Data excerpts
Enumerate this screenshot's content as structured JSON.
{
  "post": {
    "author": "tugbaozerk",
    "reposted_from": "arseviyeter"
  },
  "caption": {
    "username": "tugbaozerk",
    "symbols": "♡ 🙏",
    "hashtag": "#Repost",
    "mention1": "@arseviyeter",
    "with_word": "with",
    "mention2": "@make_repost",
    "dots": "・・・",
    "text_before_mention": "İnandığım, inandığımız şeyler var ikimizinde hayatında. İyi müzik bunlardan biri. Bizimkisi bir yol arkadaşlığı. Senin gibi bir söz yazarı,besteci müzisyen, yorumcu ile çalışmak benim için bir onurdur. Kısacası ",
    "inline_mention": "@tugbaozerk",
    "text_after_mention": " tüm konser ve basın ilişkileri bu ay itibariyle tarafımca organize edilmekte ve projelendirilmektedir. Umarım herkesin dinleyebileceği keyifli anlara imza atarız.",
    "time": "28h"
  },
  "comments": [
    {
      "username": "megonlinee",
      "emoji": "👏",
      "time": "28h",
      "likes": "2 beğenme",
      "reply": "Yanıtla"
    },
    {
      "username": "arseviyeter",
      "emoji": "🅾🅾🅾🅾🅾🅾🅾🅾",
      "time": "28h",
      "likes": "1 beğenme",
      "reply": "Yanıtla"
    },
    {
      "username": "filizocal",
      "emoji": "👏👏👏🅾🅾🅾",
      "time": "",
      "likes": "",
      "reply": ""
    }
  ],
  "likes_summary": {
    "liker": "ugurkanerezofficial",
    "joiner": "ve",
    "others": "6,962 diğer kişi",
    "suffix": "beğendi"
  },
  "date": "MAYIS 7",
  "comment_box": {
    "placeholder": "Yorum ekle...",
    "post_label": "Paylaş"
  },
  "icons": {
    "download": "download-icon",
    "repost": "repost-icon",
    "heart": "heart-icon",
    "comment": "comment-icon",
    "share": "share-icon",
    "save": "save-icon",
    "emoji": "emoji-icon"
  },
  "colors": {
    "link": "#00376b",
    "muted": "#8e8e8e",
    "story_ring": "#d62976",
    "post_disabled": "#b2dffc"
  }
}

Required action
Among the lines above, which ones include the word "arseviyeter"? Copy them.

Result of the task
    "reposted_from": "arseviyeter"
    "mention1": "@arseviyeter",
      "username": "arseviyeter",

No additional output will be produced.